Sir Mouse to the Rescue has lovely illustrations that are a mixture of cartoon and collage and the stories are broken up into short “chapters”, making this a great present idea for readers who are feeling too old for “picture books” but aren’t quite ready for true chapter books.

A final bonus? Sir Mouse thinks marrying the Prince and living happily every after is a CRAZY idea.

Mouse sighs. “A princess does not wear a suit of armour,” she says. “A princess has no sword. A princess is not a knight. Can you see me wearing a posh dress?”

“It might look lovely on you,” says Dragon.

Mouse sighs.

When Dragon has gone home, Mouse tries on a posh dress. She stands in front of the mirror. Ridiculous, thinks Mouse.

Give this to every little girl you know. :)

Book Review: Sammy and the Skyscraper Sandwich by Lorraine Francis and Pieter Gaudesaboos

Sammy and the Skyscraper Sandwich cover

Sammy and the Skyscraper Sandwich by Lorraine Francis and Pieter Gaudesaboo, Book Island, RRP $24.99, ISBN9780987669605, Available now.

Sammy is very hungry. So hungry, he could eat the biggest sandwich in the world. So he goes to the kitchen and gets to work!

Sammy and the Skyscraper Sandwich is one of a trio of gorgeous new books from Book Island, a new publisher bringing European children’s books to New Zealand (in English translations).

The format of Sammy is a large board book, so it’s perfect for reading aloud and perfect for little kids to spend time looking over – the illustrations are large and colourful, and full of lively detail that will catch the eye. The story is very cute and the perfect length for little kids.

All this is just accentuated by the excellent production values.
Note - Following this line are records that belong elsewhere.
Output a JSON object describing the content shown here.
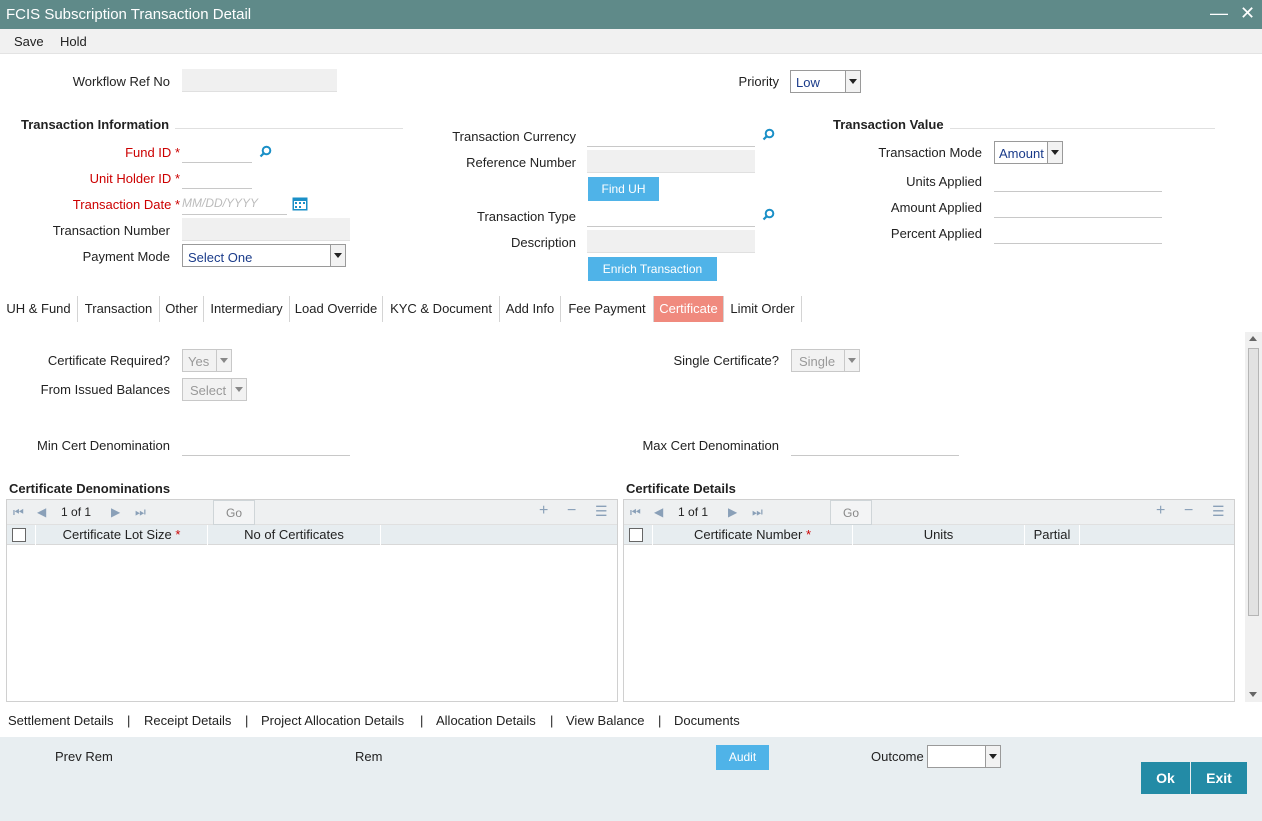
{
  "window": {
    "title": "FCIS Subscription Transaction Detail",
    "minimize_icon": "minimize-icon",
    "close_icon": "close-icon"
  },
  "menu": {
    "save": "Save",
    "hold": "Hold"
  },
  "header": {
    "workflow_ref_label": "Workflow Ref No",
    "workflow_ref_value": "",
    "priority_label": "Priority",
    "priority_value": "Low"
  },
  "txn_info": {
    "section": "Transaction Information",
    "fund_id_label": "Fund ID",
    "unit_holder_label": "Unit Holder ID",
    "txn_date_label": "Transaction Date",
    "txn_date_placeholder": "MM/DD/YYYY",
    "txn_number_label": "Transaction Number",
    "payment_mode_label": "Payment Mode",
    "payment_mode_value": "Select One",
    "required_mark": "*"
  },
  "mid": {
    "currency_label": "Transaction Currency",
    "ref_number_label": "Reference Number",
    "find_uh": "Find UH",
    "txn_type_label": "Transaction Type",
    "description_label": "Description",
    "enrich": "Enrich Transaction"
  },
  "txn_value": {
    "section": "Transaction Value",
    "mode_label": "Transaction Mode",
    "mode_value": "Amount",
    "units_label": "Units Applied",
    "amount_label": "Amount Applied",
    "percent_label": "Percent Applied"
  },
  "tabs": [
    "UH & Fund",
    "Transaction",
    "Other",
    "Intermediary",
    "Load Override",
    "KYC & Document",
    "Add Info",
    "Fee Payment",
    "Certificate",
    "Limit Order"
  ],
  "certificate": {
    "cert_required_label": "Certificate Required?",
    "cert_required_value": "Yes",
    "single_cert_label": "Single Certificate?",
    "single_cert_value": "Single",
    "issued_label": "From Issued Balances",
    "issued_value": "Select",
    "min_label": "Min Cert Denomination",
    "max_label": "Max Cert Denomination"
  },
  "denominations": {
    "title": "Certificate Denominations",
    "page": "1",
    "of": "of",
    "total": "1",
    "go": "Go",
    "columns": [
      "Certificate Lot Size",
      "No of Certificates"
    ]
  },
  "details": {
    "title": "Certificate Details",
    "page": "1",
    "of": "of",
    "total": "1",
    "go": "Go",
    "columns": [
      "Certificate Number",
      "Units",
      "Partial"
    ]
  },
  "bottom_links": [
    "Settlement Details",
    "Receipt Details",
    "Project Allocation Details",
    "Allocation Details",
    "View Balance",
    "Documents"
  ],
  "separator": "|",
  "footer": {
    "prev_rem": "Prev Rem",
    "rem": "Rem",
    "audit": "Audit",
    "outcome_label": "Outcome",
    "outcome_value": "",
    "ok": "Ok",
    "exit": "Exit"
  },
  "colors": {
    "titlebar": "#5f8a89",
    "accent_blue": "#4fb3e8",
    "active_tab": "#f08a7e",
    "ok_button": "#238ba6",
    "required": "#cc0000"
  }
}
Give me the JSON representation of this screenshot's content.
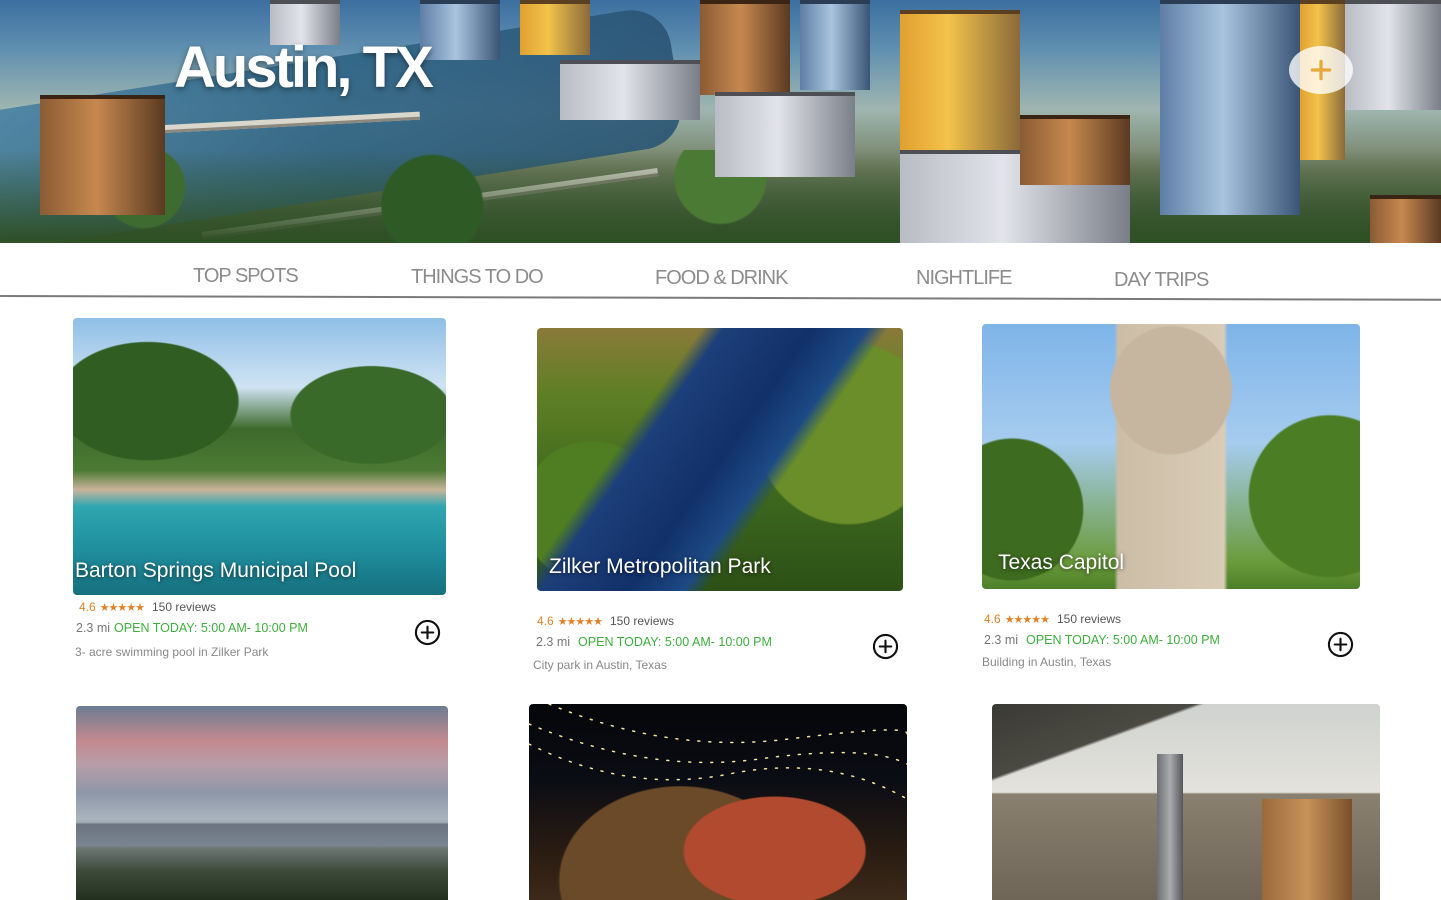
{
  "hero": {
    "title": "Austin, TX",
    "add_icon": "plus-circle-icon"
  },
  "nav": {
    "tabs": [
      "TOP SPOTS",
      "THINGS TO DO",
      "FOOD & DRINK",
      "NIGHTLIFE",
      "DAY TRIPS"
    ]
  },
  "cards": [
    {
      "title": "Barton Springs Municipal Pool",
      "rating": "4.6",
      "stars": "★★★★★",
      "reviews": "150 reviews",
      "distance": "2.3 mi",
      "hours": "OPEN TODAY: 5:00 AM- 10:00 PM",
      "description": "3- acre swimming pool in Zilker Park"
    },
    {
      "title": "Zilker Metropolitan Park",
      "rating": "4.6",
      "stars": "★★★★★",
      "reviews": "150 reviews",
      "distance": "2.3 mi",
      "hours": "OPEN TODAY: 5:00 AM- 10:00 PM",
      "description": "City park in Austin, Texas"
    },
    {
      "title": "Texas Capitol",
      "rating": "4.6",
      "stars": "★★★★★",
      "reviews": "150 reviews",
      "distance": "2.3 mi",
      "hours": "OPEN TODAY: 5:00 AM- 10:00 PM",
      "description": "Building in Austin, Texas"
    }
  ],
  "colors": {
    "accent_orange": "#e0822a",
    "open_green": "#3fae3f",
    "nav_grey": "#8c8c8c"
  }
}
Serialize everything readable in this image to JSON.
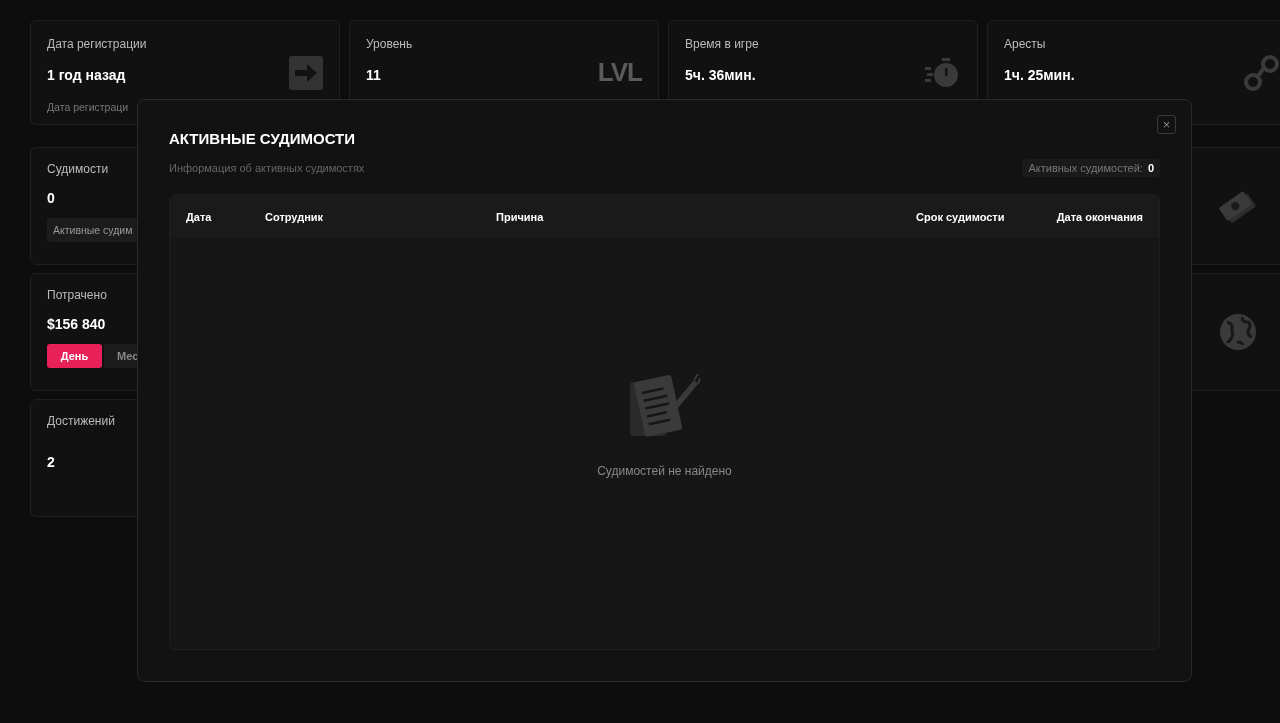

The book is substantial, bright and glossy.

A beautiful gift and a fantastic addition to kids’ books in New Zealand.